**What is required**
Some lines in the material below hold the word "Tricks". Copy all of them.

**Given records**
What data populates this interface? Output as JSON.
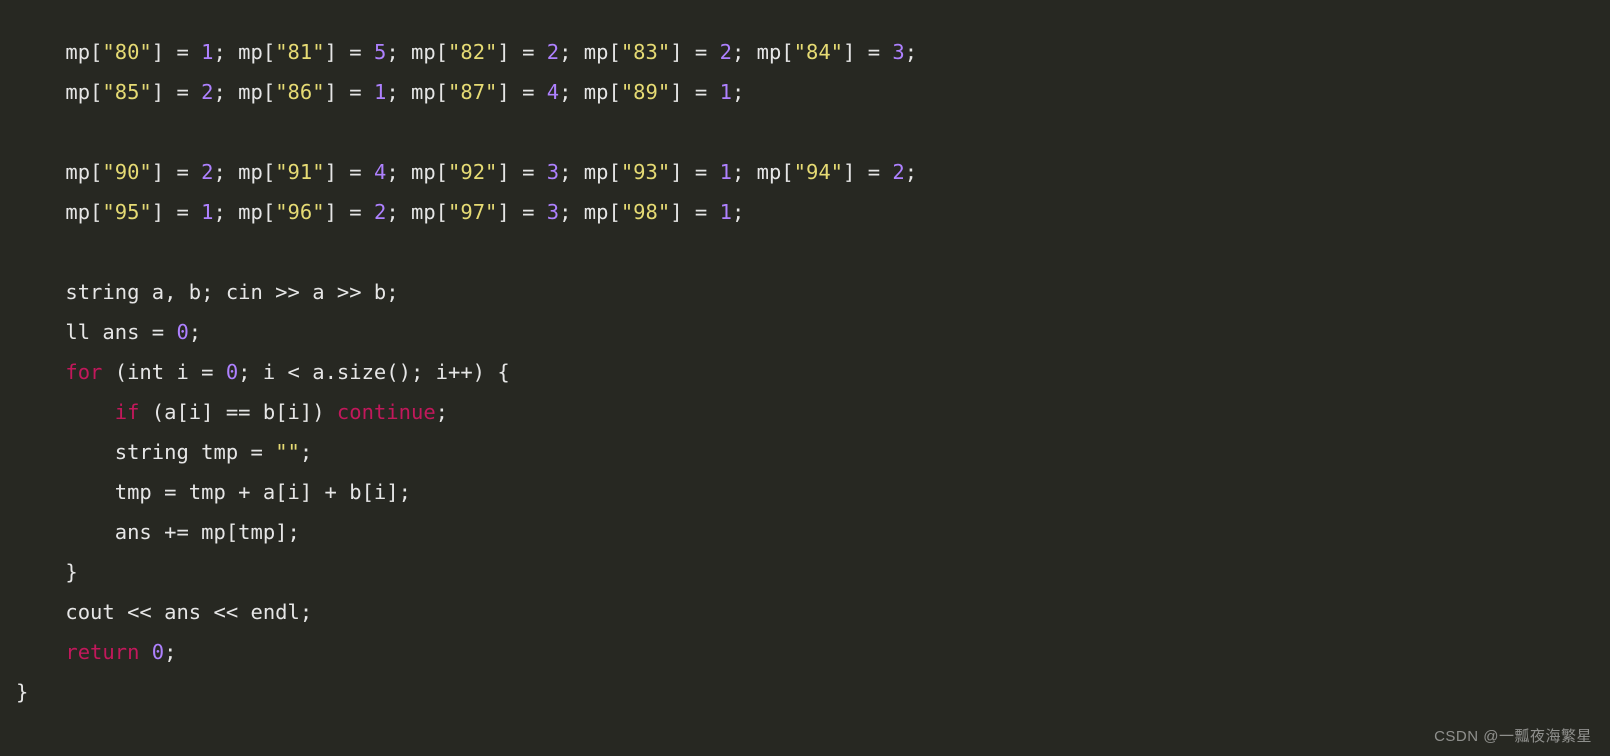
{
  "watermark": "CSDN @一瓢夜海繁星",
  "code": {
    "lines": [
      [
        {
          "t": "    mp[",
          "c": "p"
        },
        {
          "t": "\"80\"",
          "c": "s"
        },
        {
          "t": "] = ",
          "c": "p"
        },
        {
          "t": "1",
          "c": "n"
        },
        {
          "t": "; mp[",
          "c": "p"
        },
        {
          "t": "\"81\"",
          "c": "s"
        },
        {
          "t": "] = ",
          "c": "p"
        },
        {
          "t": "5",
          "c": "n"
        },
        {
          "t": "; mp[",
          "c": "p"
        },
        {
          "t": "\"82\"",
          "c": "s"
        },
        {
          "t": "] = ",
          "c": "p"
        },
        {
          "t": "2",
          "c": "n"
        },
        {
          "t": "; mp[",
          "c": "p"
        },
        {
          "t": "\"83\"",
          "c": "s"
        },
        {
          "t": "] = ",
          "c": "p"
        },
        {
          "t": "2",
          "c": "n"
        },
        {
          "t": "; mp[",
          "c": "p"
        },
        {
          "t": "\"84\"",
          "c": "s"
        },
        {
          "t": "] = ",
          "c": "p"
        },
        {
          "t": "3",
          "c": "n"
        },
        {
          "t": ";",
          "c": "p"
        }
      ],
      [
        {
          "t": "    mp[",
          "c": "p"
        },
        {
          "t": "\"85\"",
          "c": "s"
        },
        {
          "t": "] = ",
          "c": "p"
        },
        {
          "t": "2",
          "c": "n"
        },
        {
          "t": "; mp[",
          "c": "p"
        },
        {
          "t": "\"86\"",
          "c": "s"
        },
        {
          "t": "] = ",
          "c": "p"
        },
        {
          "t": "1",
          "c": "n"
        },
        {
          "t": "; mp[",
          "c": "p"
        },
        {
          "t": "\"87\"",
          "c": "s"
        },
        {
          "t": "] = ",
          "c": "p"
        },
        {
          "t": "4",
          "c": "n"
        },
        {
          "t": "; mp[",
          "c": "p"
        },
        {
          "t": "\"89\"",
          "c": "s"
        },
        {
          "t": "] = ",
          "c": "p"
        },
        {
          "t": "1",
          "c": "n"
        },
        {
          "t": ";",
          "c": "p"
        }
      ],
      [],
      [
        {
          "t": "    mp[",
          "c": "p"
        },
        {
          "t": "\"90\"",
          "c": "s"
        },
        {
          "t": "] = ",
          "c": "p"
        },
        {
          "t": "2",
          "c": "n"
        },
        {
          "t": "; mp[",
          "c": "p"
        },
        {
          "t": "\"91\"",
          "c": "s"
        },
        {
          "t": "] = ",
          "c": "p"
        },
        {
          "t": "4",
          "c": "n"
        },
        {
          "t": "; mp[",
          "c": "p"
        },
        {
          "t": "\"92\"",
          "c": "s"
        },
        {
          "t": "] = ",
          "c": "p"
        },
        {
          "t": "3",
          "c": "n"
        },
        {
          "t": "; mp[",
          "c": "p"
        },
        {
          "t": "\"93\"",
          "c": "s"
        },
        {
          "t": "] = ",
          "c": "p"
        },
        {
          "t": "1",
          "c": "n"
        },
        {
          "t": "; mp[",
          "c": "p"
        },
        {
          "t": "\"94\"",
          "c": "s"
        },
        {
          "t": "] = ",
          "c": "p"
        },
        {
          "t": "2",
          "c": "n"
        },
        {
          "t": ";",
          "c": "p"
        }
      ],
      [
        {
          "t": "    mp[",
          "c": "p"
        },
        {
          "t": "\"95\"",
          "c": "s"
        },
        {
          "t": "] = ",
          "c": "p"
        },
        {
          "t": "1",
          "c": "n"
        },
        {
          "t": "; mp[",
          "c": "p"
        },
        {
          "t": "\"96\"",
          "c": "s"
        },
        {
          "t": "] = ",
          "c": "p"
        },
        {
          "t": "2",
          "c": "n"
        },
        {
          "t": "; mp[",
          "c": "p"
        },
        {
          "t": "\"97\"",
          "c": "s"
        },
        {
          "t": "] = ",
          "c": "p"
        },
        {
          "t": "3",
          "c": "n"
        },
        {
          "t": "; mp[",
          "c": "p"
        },
        {
          "t": "\"98\"",
          "c": "s"
        },
        {
          "t": "] = ",
          "c": "p"
        },
        {
          "t": "1",
          "c": "n"
        },
        {
          "t": ";",
          "c": "p"
        }
      ],
      [],
      [
        {
          "t": "    string a, b; cin >> a >> b;",
          "c": "p"
        }
      ],
      [
        {
          "t": "    ll ans = ",
          "c": "p"
        },
        {
          "t": "0",
          "c": "n"
        },
        {
          "t": ";",
          "c": "p"
        }
      ],
      [
        {
          "t": "    ",
          "c": "p"
        },
        {
          "t": "for",
          "c": "k"
        },
        {
          "t": " (int i = ",
          "c": "p"
        },
        {
          "t": "0",
          "c": "n"
        },
        {
          "t": "; i < a.size(); i++) {",
          "c": "p"
        }
      ],
      [
        {
          "t": "        ",
          "c": "p"
        },
        {
          "t": "if",
          "c": "k"
        },
        {
          "t": " (a[i] == b[i]) ",
          "c": "p"
        },
        {
          "t": "continue",
          "c": "k"
        },
        {
          "t": ";",
          "c": "p"
        }
      ],
      [
        {
          "t": "        string tmp = ",
          "c": "p"
        },
        {
          "t": "\"\"",
          "c": "s"
        },
        {
          "t": ";",
          "c": "p"
        }
      ],
      [
        {
          "t": "        tmp = tmp + a[i] + b[i];",
          "c": "p"
        }
      ],
      [
        {
          "t": "        ans += mp[tmp];",
          "c": "p"
        }
      ],
      [
        {
          "t": "    }",
          "c": "p"
        }
      ],
      [
        {
          "t": "    cout << ans << endl;",
          "c": "p"
        }
      ],
      [
        {
          "t": "    ",
          "c": "p"
        },
        {
          "t": "return",
          "c": "k"
        },
        {
          "t": " ",
          "c": "p"
        },
        {
          "t": "0",
          "c": "n"
        },
        {
          "t": ";",
          "c": "p"
        }
      ],
      [
        {
          "t": "}",
          "c": "p"
        }
      ]
    ]
  }
}
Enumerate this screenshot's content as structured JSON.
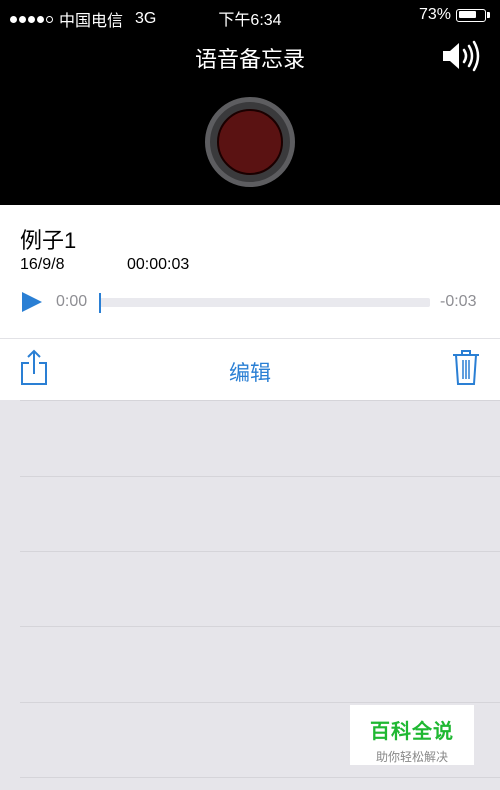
{
  "status_bar": {
    "carrier": "中国电信",
    "network": "3G",
    "time": "下午6:34",
    "battery_percent": "73%",
    "battery_level": 0.73,
    "signal_bars_filled": 4,
    "signal_bars_total": 5
  },
  "header": {
    "title": "语音备忘录",
    "speaker_icon": "speaker-volume-icon",
    "record_icon": "record-button-icon",
    "record_color": "#5a1212"
  },
  "recording": {
    "title": "例子1",
    "date": "16/9/8",
    "duration": "00:00:03",
    "elapsed": "0:00",
    "remaining": "-0:03",
    "progress": 0.0
  },
  "actions": {
    "share_icon": "share-icon",
    "edit_label": "编辑",
    "trash_icon": "trash-icon",
    "accent_color": "#2a7fd4"
  },
  "watermark": {
    "brand": "百科全说",
    "slogan": "助你轻松解决"
  }
}
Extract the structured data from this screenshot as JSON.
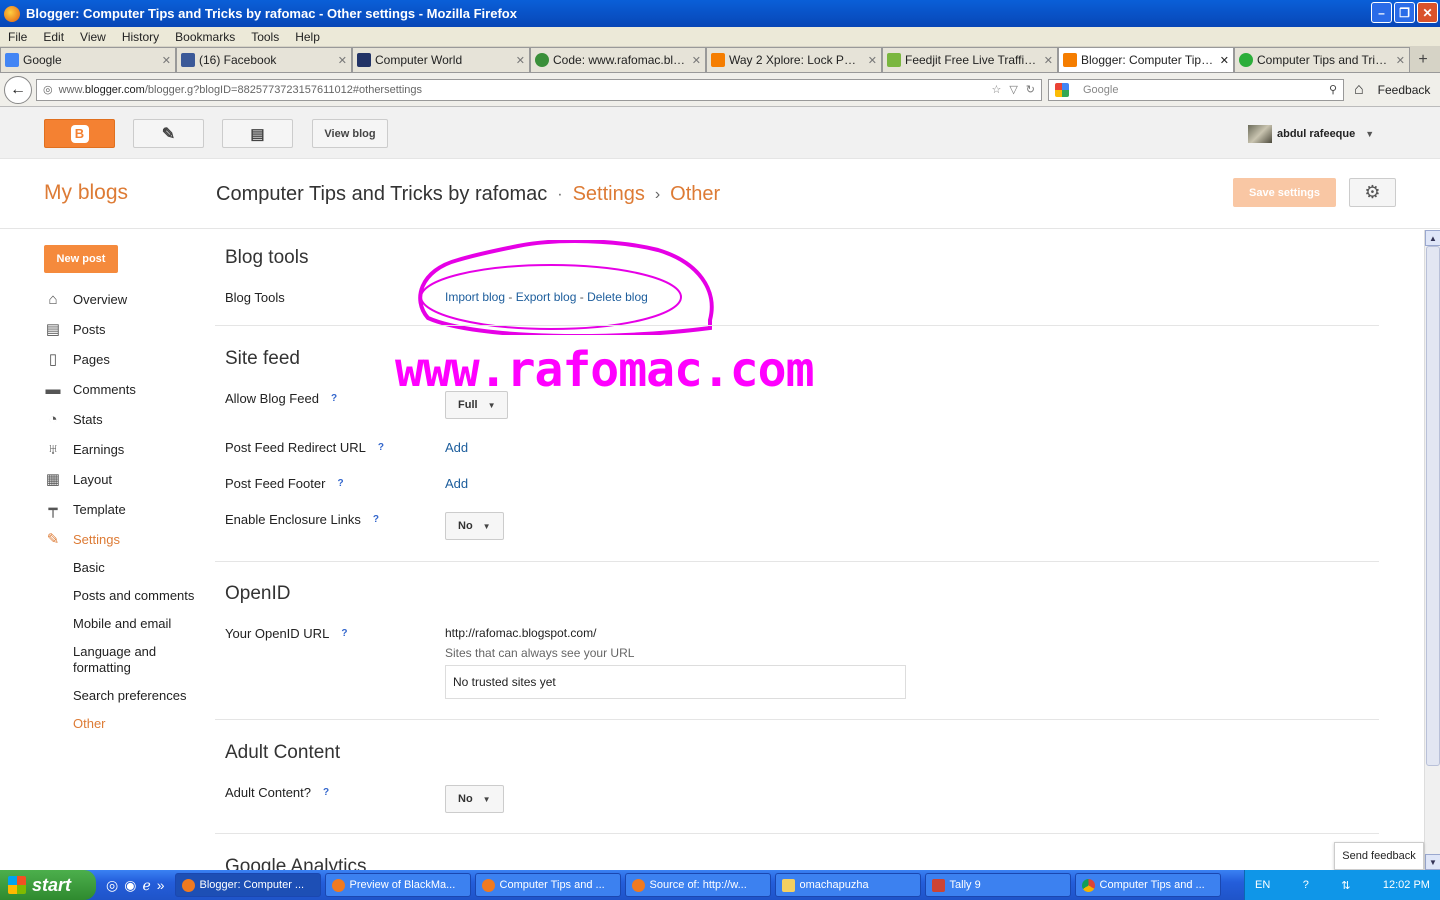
{
  "window": {
    "title": "Blogger: Computer Tips and Tricks by rafomac - Other settings - Mozilla Firefox"
  },
  "menu": [
    "File",
    "Edit",
    "View",
    "History",
    "Bookmarks",
    "Tools",
    "Help"
  ],
  "tabs": [
    {
      "label": "Google",
      "color": "#4285f4"
    },
    {
      "label": "(16) Facebook",
      "color": "#3b5998"
    },
    {
      "label": "Computer World",
      "color": "#223366"
    },
    {
      "label": "Code: www.rafomac.blog...",
      "color": "#3a8f3a"
    },
    {
      "label": "Way 2 Xplore: Lock PC Te...",
      "color": "#f57d00"
    },
    {
      "label": "Feedjit Free Live Traffic F...",
      "color": "#7ab63f"
    },
    {
      "label": "Blogger: Computer Tips a...",
      "color": "#f57d00"
    },
    {
      "label": "Computer Tips and Tricks ...",
      "color": "#2cae3a"
    }
  ],
  "address": {
    "prefix": "www.",
    "domain": "blogger.com",
    "path": "/blogger.g?blogID=8825773723157611012#othersettings"
  },
  "search": {
    "placeholder": "Google"
  },
  "feedback_label": "Feedback",
  "topbar": {
    "view_blog": "View blog",
    "user": "abdul rafeeque"
  },
  "header": {
    "my_blogs": "My blogs",
    "blog_title": "Computer Tips and Tricks by rafomac",
    "dot": "·",
    "settings": "Settings",
    "chev": "›",
    "other": "Other",
    "save": "Save settings"
  },
  "sidebar": {
    "new_post": "New post",
    "items": [
      {
        "label": "Overview",
        "icon": "⌂"
      },
      {
        "label": "Posts",
        "icon": "▤"
      },
      {
        "label": "Pages",
        "icon": "▯"
      },
      {
        "label": "Comments",
        "icon": "▬"
      },
      {
        "label": "Stats",
        "icon": "◔"
      },
      {
        "label": "Earnings",
        "icon": "♅"
      },
      {
        "label": "Layout",
        "icon": "▦"
      },
      {
        "label": "Template",
        "icon": "┯"
      },
      {
        "label": "Settings",
        "icon": "✎"
      }
    ],
    "sub": [
      "Basic",
      "Posts and comments",
      "Mobile and email",
      "Language and formatting",
      "Search preferences",
      "Other"
    ]
  },
  "content": {
    "blog_tools_title": "Blog tools",
    "blog_tools_label": "Blog Tools",
    "import": "Import blog",
    "export": "Export blog",
    "delete": "Delete blog",
    "dash": " - ",
    "watermark": "www.rafomac.com",
    "site_feed_title": "Site feed",
    "allow_feed": "Allow Blog Feed",
    "allow_feed_value": "Full",
    "redirect": "Post Feed Redirect URL",
    "add": "Add",
    "footer": "Post Feed Footer",
    "enclosure": "Enable Enclosure Links",
    "no": "No",
    "openid_title": "OpenID",
    "openid_label": "Your OpenID URL",
    "openid_url": "http://rafomac.blogspot.com/",
    "trusted_label": "Sites that can always see your URL",
    "trusted_value": "No trusted sites yet",
    "adult_title": "Adult Content",
    "adult_label": "Adult Content?",
    "ga_title": "Google Analytics",
    "q": "?"
  },
  "send_feedback": "Send feedback",
  "taskbar": {
    "start": "start",
    "items": [
      "Blogger: Computer ...",
      "Preview of BlackMa...",
      "Computer Tips and ...",
      "Source of: http://w...",
      "omachapuzha",
      "Tally 9",
      "Computer Tips and ..."
    ],
    "lang": "EN",
    "time": "12:02 PM"
  }
}
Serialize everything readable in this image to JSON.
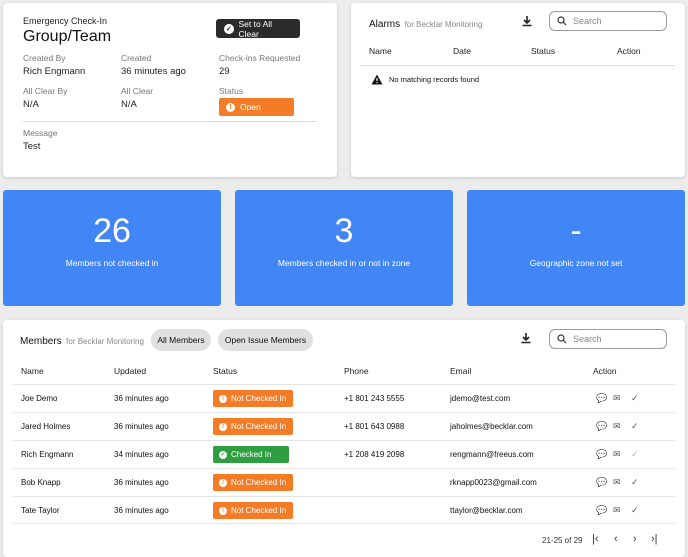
{
  "checkin": {
    "subtitle": "Emergency Check-In",
    "title": "Group/Team",
    "all_clear_button": "Set to All Clear",
    "created_by_label": "Created By",
    "created_by": "Rich Engmann",
    "created_label": "Created",
    "created": "36 minutes ago",
    "requested_label": "Check-ins Requested",
    "requested": "29",
    "all_clear_by_label": "All Clear By",
    "all_clear_by": "N/A",
    "all_clear_label": "All Clear",
    "all_clear": "N/A",
    "status_label": "Status",
    "status": "Open",
    "message_label": "Message",
    "message": "Test"
  },
  "alarms": {
    "title": "Alarms",
    "for_text": "for Becklar Monitoring",
    "search_placeholder": "Search",
    "columns": [
      "Name",
      "Date",
      "Status",
      "Action"
    ],
    "empty_message": "No matching records found"
  },
  "stats": [
    {
      "value": "26",
      "label": "Members not checked in"
    },
    {
      "value": "3",
      "label": "Members checked in or not in zone"
    },
    {
      "value": "-",
      "label": "Geographic zone not set"
    }
  ],
  "members": {
    "title": "Members",
    "for_text": "for Becklar Monitoring",
    "tab_all": "All Members",
    "tab_open": "Open Issue Members",
    "search_placeholder": "Search",
    "columns": [
      "Name",
      "Updated",
      "Status",
      "Phone",
      "Email",
      "Action"
    ],
    "rows": [
      {
        "name": "Joe Demo",
        "updated": "36 minutes ago",
        "status": "Not Checked In",
        "phone": "+1 801 243 5555",
        "email": "jdemo@test.com"
      },
      {
        "name": "Jared Holmes",
        "updated": "36 minutes ago",
        "status": "Not Checked In",
        "phone": "+1 801 643 0988",
        "email": "jaholmes@becklar.com"
      },
      {
        "name": "Rich Engmann",
        "updated": "34 minutes ago",
        "status": "Checked In",
        "phone": "+1 208 419 2098",
        "email": "rengmann@freeus.com"
      },
      {
        "name": "Bob Knapp",
        "updated": "36 minutes ago",
        "status": "Not Checked In",
        "phone": "",
        "email": "rknapp0023@gmail.com"
      },
      {
        "name": "Tate Taylor",
        "updated": "36 minutes ago",
        "status": "Not Checked In",
        "phone": "",
        "email": "ttaylor@becklar.com"
      }
    ],
    "pagination": "21-25 of 29"
  },
  "colors": {
    "accent": "#4285f4",
    "open": "#f47c26",
    "checked_in": "#2e9e40"
  }
}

**Response to the exercise**
    "title": "Blogger: Computer Tips and Tricks by rafomac - Other settings - Mozilla Firefox"
      "label": "Computer Tips and Tricks ...",
    "blog_title": "Computer Tips and Tricks by rafomac",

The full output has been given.